“She has taken me into the world to meet people that I never would have met and into arenas that I never imagined — like flying in a fifty-year-old Soviet aircraft whose radar was not really effective, landing in Roberts Airport in Monrovia [Liberia] at the end of the civil war, praying with every fiber of my being that in fact the landing gear would work,” she said. “You know, my sphincter muscles were working overtime.”
She found herself in that situation because other women who were her teachers and mentors encouraged her to take risks and that it’s OK to fail.
“What’s bad is not trying,” she said. “We need you to take these risks because you will be our doctors, our lawyers, our business leaders, our teachers, our community leaders, our international representatives, our artists, our performers, our reporters. Without you, we are toast.”
Black asked the graduates to think about the thing they really want to do and then what about the job scares them. “And then I want your joy to stamp out that anxiety, because it’s OK to doubt but it’s not OK to stop. … I cannot say enough that the world is in your hands.”
She said if she could impart just one thing, it is to know the power of the human spirit — because it shows us what a gift courage is and what a difference it makes. She left the graduates with a charge.
“The world can be thrilling and terrifying. No matter how many friends you have, you ultimately face it alone. You are stronger and smarter and braver than you think. Don’t be afraid. Fear will shrink your heart,” she said.
“Tackle injustice and selfishness with a boldness you didn’t know you had. It will swell your soul, bring remarkable people into your family, and show you how indescribably magical the human spirit can be.”
Following the presentation of the candidates’ diplomas and award announcements by President Parker and dean of the faculty Amy Jessen-Marshall, Alumnae Association president Mollie Nelson ’64 was invited to the podium. She implored the graduates — no longer alumnae-in-training but after today the “real McCoy” — to stay involved, support the College and, above all, visit often.

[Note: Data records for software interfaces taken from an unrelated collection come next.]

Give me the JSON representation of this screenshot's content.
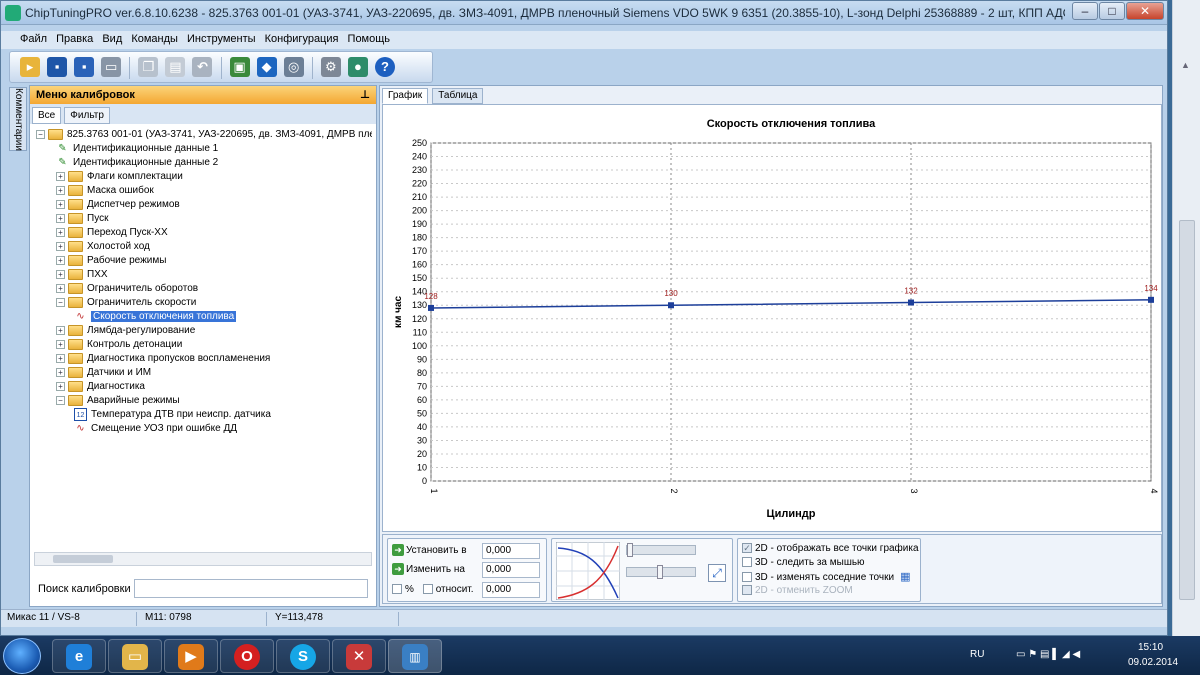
{
  "window": {
    "title": "ChipTuningPRO ver.6.8.10.6238 - 825.3763 001-01 (УАЗ-3741, УАЗ-220695, дв. ЗМЗ-4091, ДМРВ пленочный Siemens VDO 5WK 9 6351 (20.3855-10), L-зонд Delphi 25368889 - 2 шт, КПП АДС, гл. пара 4.625 без электров..."
  },
  "menu": [
    "Файл",
    "Правка",
    "Вид",
    "Команды",
    "Инструменты",
    "Конфигурация",
    "Помощь"
  ],
  "sidetab": {
    "label": "Комментарии"
  },
  "leftpanel": {
    "title": "Меню калибровок",
    "tabs": [
      "Все",
      "Фильтр"
    ],
    "search_label": "Поиск калибровки",
    "search_value": ""
  },
  "tree": [
    {
      "label": "825.3763 001-01 (УАЗ-3741, УАЗ-220695, дв. ЗМЗ-4091, ДМРВ плен",
      "level": 0,
      "type": "root"
    },
    {
      "label": "Идентификационные данные 1",
      "level": 1,
      "type": "doc"
    },
    {
      "label": "Идентификационные данные 2",
      "level": 1,
      "type": "doc"
    },
    {
      "label": "Флаги комплектации",
      "level": 1,
      "type": "folder"
    },
    {
      "label": "Маска ошибок",
      "level": 1,
      "type": "folder"
    },
    {
      "label": "Диспетчер режимов",
      "level": 1,
      "type": "folder"
    },
    {
      "label": "Пуск",
      "level": 1,
      "type": "folder"
    },
    {
      "label": "Переход Пуск-ХХ",
      "level": 1,
      "type": "folder"
    },
    {
      "label": "Холостой ход",
      "level": 1,
      "type": "folder"
    },
    {
      "label": "Рабочие режимы",
      "level": 1,
      "type": "folder"
    },
    {
      "label": "ПХХ",
      "level": 1,
      "type": "folder"
    },
    {
      "label": "Ограничитель оборотов",
      "level": 1,
      "type": "folder"
    },
    {
      "label": "Ограничитель скорости",
      "level": 1,
      "type": "folder-open"
    },
    {
      "label": "Скорость отключения топлива",
      "level": 2,
      "type": "graph",
      "selected": true
    },
    {
      "label": "Лямбда-регулирование",
      "level": 1,
      "type": "folder"
    },
    {
      "label": "Контроль детонации",
      "level": 1,
      "type": "folder"
    },
    {
      "label": "Диагностика пропусков воспламенения",
      "level": 1,
      "type": "folder"
    },
    {
      "label": "Датчики и ИМ",
      "level": 1,
      "type": "folder"
    },
    {
      "label": "Диагностика",
      "level": 1,
      "type": "folder"
    },
    {
      "label": "Аварийные режимы",
      "level": 1,
      "type": "folder-open"
    },
    {
      "label": "Температура ДТВ при неиспр. датчика",
      "level": 2,
      "type": "value"
    },
    {
      "label": "Смещение УОЗ при ошибке ДД",
      "level": 2,
      "type": "graph"
    }
  ],
  "righttabs": [
    "График",
    "Таблица"
  ],
  "chart_data": {
    "type": "line",
    "title": "Скорость отключения топлива",
    "xlabel": "Цилиндр",
    "ylabel": "км час",
    "x": [
      1,
      2,
      3,
      4
    ],
    "xticks": [
      "1",
      "2",
      "3",
      "4"
    ],
    "ylim": [
      0,
      250
    ],
    "ystep": 10,
    "grid": true,
    "series": [
      {
        "values": [
          128,
          130,
          132,
          134
        ],
        "labels": [
          "128",
          "130",
          "132",
          "134"
        ],
        "color": "#1d3f9a"
      }
    ]
  },
  "controls": {
    "set_label": "Установить в",
    "change_label": "Изменить на",
    "set_value": "0,000",
    "change_value": "0,000",
    "pct_label": "%",
    "rel_label": "относит.",
    "rel_value": "0,000",
    "opt1": "2D - отображать все точки графика",
    "opt2": "3D - следить за мышью",
    "opt3": "3D - изменять соседние точки",
    "opt4": "2D - отменить ZOOM"
  },
  "status": {
    "cell1": "Микас 11 / VS-8",
    "cell2": "M11: 0798",
    "cell3": "Y=113,478"
  },
  "tray": {
    "lang": "RU",
    "time": "15:10",
    "date": "09.02.2014"
  }
}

“Driving up the driveway is better than Prozac, I promise you,” she said.
Parker brought the occasion to a close with her own charge to her “classmates” of 2013 — they arrived at Sweet Briar in her inaugural year four years ago.
Observing that a liberal education might better be called a “liberating” education because it frees the human intellect, she charged them to use it to improve the others’ lives.
“Use your influence to uphold the freedoms of speech and worship for others — especially those with whom you disagree. Use your talents and skills, your professional and civic activities, to free others from want and fear. Let your work, and your example, demonstrate the liberating power of education not only for individuals, but also for communities and nations.”